An isometry is a transformation of the plane that takes each line segment to a congruent line segment and each angle to a congruent angle. Basic types of isometries include reflections, rotations, and translations.
In the last last post, we saw that a symmetry of a geometrical figure is an isometry that preserves the figure. A group is a collection of symmetries satisfying: (1) if a symmetry T is in the group, then its inverse is also in the group; and (2) if T and U are in the group, then the composition U ∘ T is also in the group.
We discussed the dihedral groups D3 of the equilateral triangle and D4 of the square. Now consider the set of symmetries that preserves the regular pentagon.
In this case we have five reflections: R1, R2, R3, R4, and R5. In addition, we have clockwise rotation S through one fifth of a complete revolution, or 72°, and its compositions with itself: S2, S3, S4. So the dihedral group D5 consists of ten symmetries: I, S, S2, S3, S4, R1, R2, R3, R4, and R5. Once again, we can write D5 = 〈R1,R2〉, where R1 and R2 are reflections across adjacent lines making an angle of 36° with one another. For instance, R1 ∘ R2 is a 72°-rotation.
Now imagine extending the sides of the pentagon as shown.
This “breaks” the symmetry. No longer can we reflect. However, the rotations still preserve the figure. So the symmetry group now consists of five symmetries: I, S, S2, S3, and S4. This is referred to as the cyclic group C5. It’s generated by S, so we can write C5 = 〈S〉. The cyclic group is a subgroup of the dihedral group.
In general, the cyclic group Cn is generated by a rotation through 360°/n, or one nth of a revolution, while the dihedral group Dn is generated by two reflections whose lines make an angle of 360°/2n. Cyclic and dihedral groups abound in ornamental symmetry; Owen Jones’ 1910 Grammar of Ornament contains a wealth of examples.
The group D1 contains a single reflection; it may be thought of as the set of symmetries of the letter V. This is bilateral symmetry, as exhibited in the following Egyptian ornament.
The group D2 contains two reflections across perpendicular lines; it may be thought of as the set of symmetries of the letter H. We see examples of it in the following Greek and Pompeian ornaments.
Notice that if we ignore the color in the Pompeian ornament, then we have a D4 symmetry instead. A true example of D4 symmetry is given in the following Persian ornament.
Larger dihedral groups are rarer but still occur. The following ornaments are, respectively, Assyrian, Chinese, and Byzantine; they have symmetry groups D5, D8, and D22.
Ornaments that exhibit only a cyclic symmetry generally have some kind of overlapping knot pattern or swirl element which prevents reflection. The cyclic group C1 is the trivial group consisting of just the identity.
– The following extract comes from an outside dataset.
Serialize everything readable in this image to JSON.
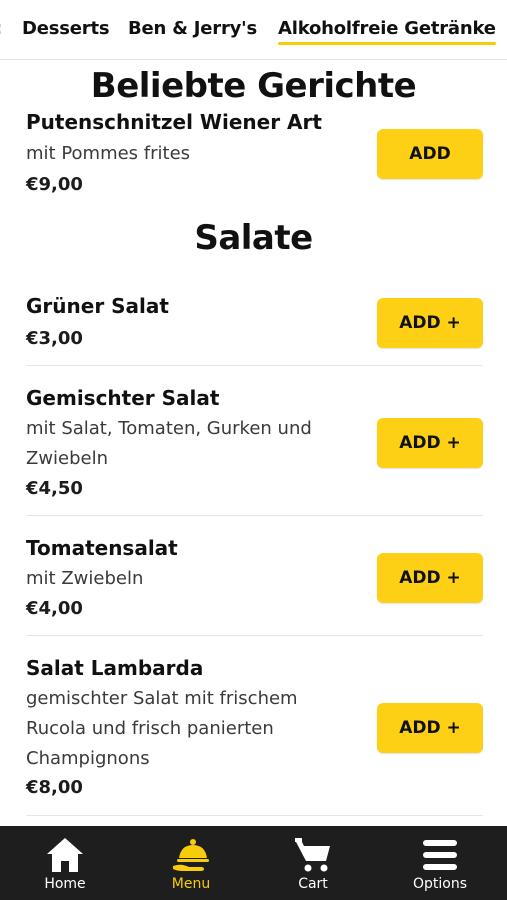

The cyclic group C2 contains a single rotation through 180°. This may be thought of as the set of symmetries of the letter N. The following Celtic ornament has C2 symmetry; the overlapping of the knot prevents its having D2 symmetry.
The cyclic group C4 is generated by a 90°-rotation. Examples include the following medieval European and Moorish ornaments.
The group C6 is generated by a 60°-rotation, while C8 is generated by a 45°-rotation; these are exhibited in the following medieval European and Arabian ornaments.
In the latter case, we have to ignore the box design around the circular ornament. If we don’t, then the symmetry group is C4 rather than C8. In general, Cn contains Cm as a subgroup if and only if m is a divisor of n. So C8 contains C1, C2, and C4. Similarly, C6 contains C1, C2, and C3. We’ll return to this in the next post on the topic.